There is a collective consciousness that can detect the presence (and approach) of something good or bad, in society or the world, before any hard “evidence” exists. It’s happening now with the concept of “rape culture.” Which, by the way, isn’t a concept. It’s a reality. I’m just not the one who’s going to bring it into focus. But I’ve read enough viewpoints, and spoken to enough of my female friends (comedians and non-comedians) to know it isn’t some vaporous hysteria, some false meme or convenient catch-phrase.
I’m a comedian. I value and love what I do. And I value and love the fact that this sort of furious debate is going on about the art form I’ve decided to spend my life pursuing. If it wasn’t, it would mean all of the joke thief defenders and heckler supporters are right, that stand-up comedy is some low, disposable form of carnival distraction, a party trick anyone can do. It’s obviously not. This debate proves it. And I don’t want to be on the side of the debate that only argues from its own limited experience. And I don’t need the sense memory of an actor, or a degree from Columbia, or a moody, desert god to tell me that.
I’m a man. I get to be wrong. And I get to change.

What gets me is that he has to talk to his female friends in order to be
aware of the rape culture. It’s not like it’s some invisible wall until someone lifts the shield, like the little kid in The Emperor’s New Clothes. It’s a daily part of life. Don’t believe me? Check out The Everyday Sexism Project, or their twitter. The stories are heartbreaking, and happen EVERY DAY.
Not to mention the problems in the gaming culture. Check out this article about The Creepy Side of E3 and the stories about business cards being pushed down dresses. Or the crap Microsoft played off during their scripted demo during E3 (note that there’s a noise from the audience, but at the end of the fight, there’s no applause, nor is there anywhere during the demo- where their would actually be if it wasn’t insulting)
It’s hidden in movies as well. I showed Hotel Transylvania for our Tween Night (8-12 years old, mostly 8-10 years that night), and near the beginning of the movie there’s a scene where the zombie crew is catcalling a female zombie in a business suit:
Hotel Transylvania
It was meant to gain a laugh from adults, and went over the head of most of my kids.

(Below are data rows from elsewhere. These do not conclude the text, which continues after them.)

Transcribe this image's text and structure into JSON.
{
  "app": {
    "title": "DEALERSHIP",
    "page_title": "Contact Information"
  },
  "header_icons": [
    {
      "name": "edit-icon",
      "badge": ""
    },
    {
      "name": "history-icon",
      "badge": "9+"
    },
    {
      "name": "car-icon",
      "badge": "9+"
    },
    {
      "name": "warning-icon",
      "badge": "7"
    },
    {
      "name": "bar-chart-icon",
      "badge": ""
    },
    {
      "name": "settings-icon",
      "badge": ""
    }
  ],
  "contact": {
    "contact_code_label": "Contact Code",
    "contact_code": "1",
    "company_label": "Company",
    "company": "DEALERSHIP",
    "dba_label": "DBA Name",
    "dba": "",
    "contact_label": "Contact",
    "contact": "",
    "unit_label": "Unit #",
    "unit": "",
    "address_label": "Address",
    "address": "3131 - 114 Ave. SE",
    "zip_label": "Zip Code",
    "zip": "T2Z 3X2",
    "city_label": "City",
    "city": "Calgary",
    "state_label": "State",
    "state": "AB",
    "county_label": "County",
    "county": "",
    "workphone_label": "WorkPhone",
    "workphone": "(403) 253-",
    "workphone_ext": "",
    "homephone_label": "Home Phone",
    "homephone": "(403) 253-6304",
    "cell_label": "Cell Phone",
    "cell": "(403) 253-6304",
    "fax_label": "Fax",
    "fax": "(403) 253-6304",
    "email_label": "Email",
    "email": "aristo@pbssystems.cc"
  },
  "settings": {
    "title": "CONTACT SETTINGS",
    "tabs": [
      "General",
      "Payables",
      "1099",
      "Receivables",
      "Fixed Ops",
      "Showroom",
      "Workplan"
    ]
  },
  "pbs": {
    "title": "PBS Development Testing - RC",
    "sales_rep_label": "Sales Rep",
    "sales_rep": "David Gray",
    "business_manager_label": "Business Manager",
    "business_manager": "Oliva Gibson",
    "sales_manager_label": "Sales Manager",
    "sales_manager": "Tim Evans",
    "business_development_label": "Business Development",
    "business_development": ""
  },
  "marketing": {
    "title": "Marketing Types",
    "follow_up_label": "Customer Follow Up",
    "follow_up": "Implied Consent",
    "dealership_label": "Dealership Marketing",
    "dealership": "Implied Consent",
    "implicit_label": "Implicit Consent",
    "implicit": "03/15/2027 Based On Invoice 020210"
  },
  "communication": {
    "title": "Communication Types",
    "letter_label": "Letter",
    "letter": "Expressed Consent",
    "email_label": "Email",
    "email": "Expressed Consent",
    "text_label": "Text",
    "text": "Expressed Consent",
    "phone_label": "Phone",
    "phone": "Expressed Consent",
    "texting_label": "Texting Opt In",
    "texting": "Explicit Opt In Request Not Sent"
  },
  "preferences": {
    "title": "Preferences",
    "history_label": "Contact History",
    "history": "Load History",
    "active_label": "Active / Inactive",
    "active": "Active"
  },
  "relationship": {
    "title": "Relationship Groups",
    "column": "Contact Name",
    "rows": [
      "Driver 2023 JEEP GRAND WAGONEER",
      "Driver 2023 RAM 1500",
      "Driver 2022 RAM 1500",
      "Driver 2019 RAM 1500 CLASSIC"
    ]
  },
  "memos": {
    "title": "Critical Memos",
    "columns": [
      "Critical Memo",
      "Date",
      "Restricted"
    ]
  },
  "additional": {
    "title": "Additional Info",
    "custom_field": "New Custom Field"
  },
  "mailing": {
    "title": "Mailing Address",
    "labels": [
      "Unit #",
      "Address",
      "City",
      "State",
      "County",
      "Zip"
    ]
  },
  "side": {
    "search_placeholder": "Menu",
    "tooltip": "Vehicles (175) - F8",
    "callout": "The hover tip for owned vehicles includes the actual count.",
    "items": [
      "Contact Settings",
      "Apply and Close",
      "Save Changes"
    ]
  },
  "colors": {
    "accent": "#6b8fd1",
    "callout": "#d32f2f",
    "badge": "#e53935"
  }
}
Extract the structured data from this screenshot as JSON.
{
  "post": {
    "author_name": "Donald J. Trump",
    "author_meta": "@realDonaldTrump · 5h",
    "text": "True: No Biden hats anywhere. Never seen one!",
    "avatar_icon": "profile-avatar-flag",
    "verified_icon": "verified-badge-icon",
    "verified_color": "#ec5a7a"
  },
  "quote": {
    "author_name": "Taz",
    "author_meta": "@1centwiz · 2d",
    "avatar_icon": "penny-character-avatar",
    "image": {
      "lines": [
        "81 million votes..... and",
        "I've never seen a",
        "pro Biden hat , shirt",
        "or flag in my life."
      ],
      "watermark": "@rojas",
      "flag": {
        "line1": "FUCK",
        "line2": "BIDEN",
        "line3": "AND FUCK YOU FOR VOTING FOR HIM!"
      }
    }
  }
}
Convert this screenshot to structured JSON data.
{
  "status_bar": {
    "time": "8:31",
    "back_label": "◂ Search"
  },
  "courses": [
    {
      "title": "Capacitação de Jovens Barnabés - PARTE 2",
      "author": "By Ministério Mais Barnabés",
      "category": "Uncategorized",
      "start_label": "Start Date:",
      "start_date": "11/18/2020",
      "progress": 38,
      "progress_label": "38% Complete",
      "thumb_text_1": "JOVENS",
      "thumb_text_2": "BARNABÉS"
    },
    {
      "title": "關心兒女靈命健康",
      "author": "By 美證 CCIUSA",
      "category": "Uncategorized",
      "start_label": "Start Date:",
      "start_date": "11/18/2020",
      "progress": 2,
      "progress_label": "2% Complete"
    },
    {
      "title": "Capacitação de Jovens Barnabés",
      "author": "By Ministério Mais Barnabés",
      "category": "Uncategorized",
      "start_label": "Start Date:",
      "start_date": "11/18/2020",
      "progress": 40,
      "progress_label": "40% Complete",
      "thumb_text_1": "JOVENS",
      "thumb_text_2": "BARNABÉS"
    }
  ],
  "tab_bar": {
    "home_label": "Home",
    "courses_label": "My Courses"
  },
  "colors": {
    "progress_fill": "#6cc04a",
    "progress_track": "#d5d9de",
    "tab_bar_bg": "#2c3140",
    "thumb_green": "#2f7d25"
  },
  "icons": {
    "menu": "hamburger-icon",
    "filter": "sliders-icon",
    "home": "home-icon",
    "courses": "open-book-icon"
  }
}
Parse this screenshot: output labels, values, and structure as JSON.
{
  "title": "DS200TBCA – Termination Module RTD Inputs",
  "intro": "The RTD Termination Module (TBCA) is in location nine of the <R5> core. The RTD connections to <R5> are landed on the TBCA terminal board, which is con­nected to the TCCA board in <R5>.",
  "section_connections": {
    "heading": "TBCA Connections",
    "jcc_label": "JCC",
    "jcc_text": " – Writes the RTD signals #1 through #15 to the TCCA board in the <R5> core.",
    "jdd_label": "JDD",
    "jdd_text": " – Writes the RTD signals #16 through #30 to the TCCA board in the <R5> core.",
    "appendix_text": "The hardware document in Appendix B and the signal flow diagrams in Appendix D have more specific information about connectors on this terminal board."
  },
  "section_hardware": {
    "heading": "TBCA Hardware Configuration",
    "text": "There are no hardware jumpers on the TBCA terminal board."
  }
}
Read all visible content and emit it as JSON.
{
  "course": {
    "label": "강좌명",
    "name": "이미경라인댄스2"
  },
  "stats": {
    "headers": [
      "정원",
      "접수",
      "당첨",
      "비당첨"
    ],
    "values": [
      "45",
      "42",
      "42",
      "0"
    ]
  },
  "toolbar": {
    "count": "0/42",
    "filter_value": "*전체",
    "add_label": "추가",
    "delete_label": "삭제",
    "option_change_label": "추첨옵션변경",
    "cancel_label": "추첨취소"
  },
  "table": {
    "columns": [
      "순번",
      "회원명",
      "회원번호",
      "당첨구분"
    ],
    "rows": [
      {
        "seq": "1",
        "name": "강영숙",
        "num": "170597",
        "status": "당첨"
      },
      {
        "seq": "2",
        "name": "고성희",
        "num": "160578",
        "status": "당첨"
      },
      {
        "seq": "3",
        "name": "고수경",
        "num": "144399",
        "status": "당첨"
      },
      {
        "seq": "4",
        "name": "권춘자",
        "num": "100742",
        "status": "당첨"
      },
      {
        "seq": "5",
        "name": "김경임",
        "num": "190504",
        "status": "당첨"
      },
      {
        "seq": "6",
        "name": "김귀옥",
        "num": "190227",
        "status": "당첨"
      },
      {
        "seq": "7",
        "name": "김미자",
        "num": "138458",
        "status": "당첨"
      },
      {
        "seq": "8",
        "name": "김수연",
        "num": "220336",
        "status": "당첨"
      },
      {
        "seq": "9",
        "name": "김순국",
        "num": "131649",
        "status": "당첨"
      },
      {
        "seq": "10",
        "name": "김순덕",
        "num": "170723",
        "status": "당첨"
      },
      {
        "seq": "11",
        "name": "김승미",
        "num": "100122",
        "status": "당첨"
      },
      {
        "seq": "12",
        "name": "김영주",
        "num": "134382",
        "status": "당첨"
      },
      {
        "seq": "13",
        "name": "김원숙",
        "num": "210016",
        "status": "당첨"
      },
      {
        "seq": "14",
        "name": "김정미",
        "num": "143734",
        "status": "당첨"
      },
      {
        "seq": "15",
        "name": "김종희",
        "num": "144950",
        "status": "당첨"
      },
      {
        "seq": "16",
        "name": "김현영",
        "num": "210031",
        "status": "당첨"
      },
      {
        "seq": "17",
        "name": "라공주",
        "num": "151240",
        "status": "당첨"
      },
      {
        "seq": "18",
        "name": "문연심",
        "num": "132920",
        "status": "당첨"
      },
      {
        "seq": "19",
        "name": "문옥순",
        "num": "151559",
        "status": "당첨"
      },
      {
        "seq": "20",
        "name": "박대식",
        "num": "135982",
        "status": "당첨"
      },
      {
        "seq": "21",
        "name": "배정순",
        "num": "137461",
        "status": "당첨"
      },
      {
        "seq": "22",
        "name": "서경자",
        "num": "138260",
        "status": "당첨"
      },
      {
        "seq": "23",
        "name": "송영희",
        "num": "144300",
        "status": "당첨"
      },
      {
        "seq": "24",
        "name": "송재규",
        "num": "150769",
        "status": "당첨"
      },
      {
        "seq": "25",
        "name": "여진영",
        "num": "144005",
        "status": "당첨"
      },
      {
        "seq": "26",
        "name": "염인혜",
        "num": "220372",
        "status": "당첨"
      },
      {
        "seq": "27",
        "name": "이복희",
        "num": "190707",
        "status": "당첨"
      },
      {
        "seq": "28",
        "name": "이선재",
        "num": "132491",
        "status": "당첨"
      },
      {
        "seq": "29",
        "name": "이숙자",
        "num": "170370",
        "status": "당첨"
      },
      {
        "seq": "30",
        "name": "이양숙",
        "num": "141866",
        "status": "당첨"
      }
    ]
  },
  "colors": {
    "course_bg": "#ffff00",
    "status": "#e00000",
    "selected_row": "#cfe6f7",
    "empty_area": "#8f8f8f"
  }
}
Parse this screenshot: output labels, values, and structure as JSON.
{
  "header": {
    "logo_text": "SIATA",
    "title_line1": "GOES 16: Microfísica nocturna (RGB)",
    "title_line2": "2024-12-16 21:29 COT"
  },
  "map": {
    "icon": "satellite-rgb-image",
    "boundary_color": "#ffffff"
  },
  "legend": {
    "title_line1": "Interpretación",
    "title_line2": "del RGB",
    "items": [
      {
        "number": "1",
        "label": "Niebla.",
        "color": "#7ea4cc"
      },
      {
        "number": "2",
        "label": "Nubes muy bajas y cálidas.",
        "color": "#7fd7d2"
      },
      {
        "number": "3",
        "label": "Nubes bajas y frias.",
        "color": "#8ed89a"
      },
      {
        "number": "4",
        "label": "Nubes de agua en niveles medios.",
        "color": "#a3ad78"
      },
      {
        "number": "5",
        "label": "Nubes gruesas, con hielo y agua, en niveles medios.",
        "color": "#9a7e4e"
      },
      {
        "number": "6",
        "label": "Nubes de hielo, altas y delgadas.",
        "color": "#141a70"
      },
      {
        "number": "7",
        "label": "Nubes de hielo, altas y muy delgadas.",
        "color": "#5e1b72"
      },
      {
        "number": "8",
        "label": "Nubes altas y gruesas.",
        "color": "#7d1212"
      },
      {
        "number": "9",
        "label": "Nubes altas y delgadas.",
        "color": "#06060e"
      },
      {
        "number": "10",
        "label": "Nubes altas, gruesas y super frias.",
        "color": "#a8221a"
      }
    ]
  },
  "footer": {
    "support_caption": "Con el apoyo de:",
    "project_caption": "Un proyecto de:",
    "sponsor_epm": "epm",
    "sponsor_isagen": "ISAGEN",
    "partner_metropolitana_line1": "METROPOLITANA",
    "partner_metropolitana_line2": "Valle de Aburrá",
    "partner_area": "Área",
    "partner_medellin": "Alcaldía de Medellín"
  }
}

When I did hear laughs, I paused the movie for a minute and asked them a question- did they think it was funny when the guy zombies were talking and whistling at the girl zombie, and they said maybe.  Then I asked them if they thought it would be funny if someone did that to their mom walking down the street, and the answer instantly changed to no. Just that one dynamic change shifted their ideas. 

Just shifting things a little bit can change the course of thinking- enough that we can make a difference.